The essence of Bashet-Mendeleev's problem consists of the following: for what system of standard weights, taking them by one, it is possible to weigh every possible freight Q from 0 up to maximum freight Qmax that the value of maximum freight Qmax, would be greatest among all possible variants? Two variants of this problem are known: (1) when we can lay the standard weights on the free cup of the balance; (2) when we can lay the standard weights on the both cups of the balance.

For the former case the "optimal system of standard weights" is reduced to the binary system of weights: 1, 2, 4, 8, 16, ... and the "optimal" measurement algorithm, arising in this case, "generates" the classic binary number system underlying modern computers.

For the latter case the "optimal system of standard weights" is reduced to the "ternary" system of weights: 1, 3, 9, 27, 81, ... and this case "generates" so-called ternary symmetrical number system used in the "ternary" computer "SETUN" designed in the 50th of the 20th century at the Moscow university.

The methodological significance of the "weighing problem" consists first of all of the fact that it is one of the first "optimization" problems in the history of mathematics. Secondly, it concerns to the "problem of measurement ", that is, to one of the fundamental mathematical problems. In third, it is connected to the problem of number systems, one of the fundamental problems of modern computer science. Just the development of this problem from this points of view resulted in development of so-called "algorithmic measurement theory"; we will tell later about this theory.

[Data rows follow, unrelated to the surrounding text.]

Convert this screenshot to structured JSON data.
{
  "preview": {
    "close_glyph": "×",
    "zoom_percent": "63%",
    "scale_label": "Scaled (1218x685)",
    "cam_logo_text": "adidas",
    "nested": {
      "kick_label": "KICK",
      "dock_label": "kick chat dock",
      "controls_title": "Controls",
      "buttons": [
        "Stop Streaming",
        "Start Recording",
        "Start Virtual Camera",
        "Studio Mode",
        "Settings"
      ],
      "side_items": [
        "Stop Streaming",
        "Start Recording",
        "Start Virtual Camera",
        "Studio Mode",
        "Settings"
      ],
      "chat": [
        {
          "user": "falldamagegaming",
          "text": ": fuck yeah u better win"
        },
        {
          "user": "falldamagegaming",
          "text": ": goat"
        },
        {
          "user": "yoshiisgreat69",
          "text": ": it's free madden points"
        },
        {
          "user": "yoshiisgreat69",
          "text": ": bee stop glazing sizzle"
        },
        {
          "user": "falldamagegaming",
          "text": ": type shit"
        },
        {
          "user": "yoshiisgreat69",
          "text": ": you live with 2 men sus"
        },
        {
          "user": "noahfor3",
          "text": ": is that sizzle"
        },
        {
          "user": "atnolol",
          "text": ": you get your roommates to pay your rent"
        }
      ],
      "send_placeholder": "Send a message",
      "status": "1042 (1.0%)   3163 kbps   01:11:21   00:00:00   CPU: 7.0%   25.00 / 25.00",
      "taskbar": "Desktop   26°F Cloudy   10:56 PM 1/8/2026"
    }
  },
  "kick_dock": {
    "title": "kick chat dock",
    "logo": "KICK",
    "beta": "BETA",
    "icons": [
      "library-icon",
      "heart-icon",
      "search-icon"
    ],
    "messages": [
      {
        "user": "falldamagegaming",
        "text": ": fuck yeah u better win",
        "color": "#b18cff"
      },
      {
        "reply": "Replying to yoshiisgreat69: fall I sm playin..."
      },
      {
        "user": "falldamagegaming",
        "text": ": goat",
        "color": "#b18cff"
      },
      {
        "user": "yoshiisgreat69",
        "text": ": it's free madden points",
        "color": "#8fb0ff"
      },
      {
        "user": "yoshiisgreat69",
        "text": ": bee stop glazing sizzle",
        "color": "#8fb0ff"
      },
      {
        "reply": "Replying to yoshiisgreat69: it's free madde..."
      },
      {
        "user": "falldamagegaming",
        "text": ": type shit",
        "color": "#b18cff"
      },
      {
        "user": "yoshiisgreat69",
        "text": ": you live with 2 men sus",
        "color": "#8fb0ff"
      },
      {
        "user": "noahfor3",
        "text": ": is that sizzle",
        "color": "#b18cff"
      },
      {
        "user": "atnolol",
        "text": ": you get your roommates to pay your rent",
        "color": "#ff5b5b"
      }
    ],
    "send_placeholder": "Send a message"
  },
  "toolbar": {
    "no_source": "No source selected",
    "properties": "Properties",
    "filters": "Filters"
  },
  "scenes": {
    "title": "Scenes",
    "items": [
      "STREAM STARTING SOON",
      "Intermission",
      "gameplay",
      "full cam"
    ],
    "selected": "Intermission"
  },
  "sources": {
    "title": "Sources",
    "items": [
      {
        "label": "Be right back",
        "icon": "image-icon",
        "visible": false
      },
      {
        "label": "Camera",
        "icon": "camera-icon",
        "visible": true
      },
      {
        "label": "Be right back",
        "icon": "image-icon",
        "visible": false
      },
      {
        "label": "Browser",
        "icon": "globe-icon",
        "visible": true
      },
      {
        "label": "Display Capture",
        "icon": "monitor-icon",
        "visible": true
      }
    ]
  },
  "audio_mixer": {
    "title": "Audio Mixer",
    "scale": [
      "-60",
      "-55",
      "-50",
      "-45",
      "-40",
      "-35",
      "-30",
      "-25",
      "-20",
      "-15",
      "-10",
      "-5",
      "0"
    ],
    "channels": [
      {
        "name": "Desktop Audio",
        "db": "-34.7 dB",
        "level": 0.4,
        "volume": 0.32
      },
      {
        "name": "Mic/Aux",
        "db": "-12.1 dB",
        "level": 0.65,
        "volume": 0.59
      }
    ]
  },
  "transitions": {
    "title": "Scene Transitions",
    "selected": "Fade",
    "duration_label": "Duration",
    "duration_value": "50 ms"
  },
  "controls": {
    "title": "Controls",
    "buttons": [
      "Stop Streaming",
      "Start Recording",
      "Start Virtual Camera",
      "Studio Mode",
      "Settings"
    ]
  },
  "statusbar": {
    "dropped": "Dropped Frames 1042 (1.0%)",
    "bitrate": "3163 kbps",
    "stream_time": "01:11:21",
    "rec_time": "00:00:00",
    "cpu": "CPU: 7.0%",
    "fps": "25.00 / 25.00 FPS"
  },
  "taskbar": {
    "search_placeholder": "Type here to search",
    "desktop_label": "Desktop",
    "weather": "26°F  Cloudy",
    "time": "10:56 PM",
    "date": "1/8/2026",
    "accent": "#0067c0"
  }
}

But let's return again to Fibonacci and his mathematical works. Though Fibonacci was one of the brightest mathematical minds in the history of the West-European mathematics, however his contribution in mathematics is belittled undeservedly. The significance of Fibonacci's mathematical creativity for mathematics is assessed properly by the Russian mathematician Prof. Vasiljev in his book "Integer Number" (1919):

"The works of the learned Pisa's merchant were so above the level of mathematical knowledge even of the scientists of that time, that their influence on the mathematical literature becomes noticeable only in two centuries after his death at the end of the 15th century, when many of his theorems and problems are entered by the Leonardo da Vince friend, professor of many Italian universities Luca Pachioli in his works and in the beginning of the 16th century, when the group of the talented Italian mathematicians: Ferro, Cardano, Tartalia, Ferrari by the solution of the cubical and biquadrate equations gave the beginning of the higher algebra".

It follows from this statement that Fibonacci almost for two centuries anticipated of the West-European mathematicians of his time. Like to Pythagor who got his "scientific education" in the Egyptian and Babylonian science and then promoted to transfer of the obtained knowledge to the Greek science, Fibonacci got the mathematical education in the Arabian educational institutions and many from the obtained there knowledge, in particular, the Arabian-Hindu decimal notation he attempted to introduce to the West-European mathematics. And like to Pythagor the historical role of Fibonacci for the West science consists of the fact that he by his mathematical books promoted to transfer of the Arabian mathematical knowledge to the West-European science and by that he created fundamentals for further development of the West-European mathematics.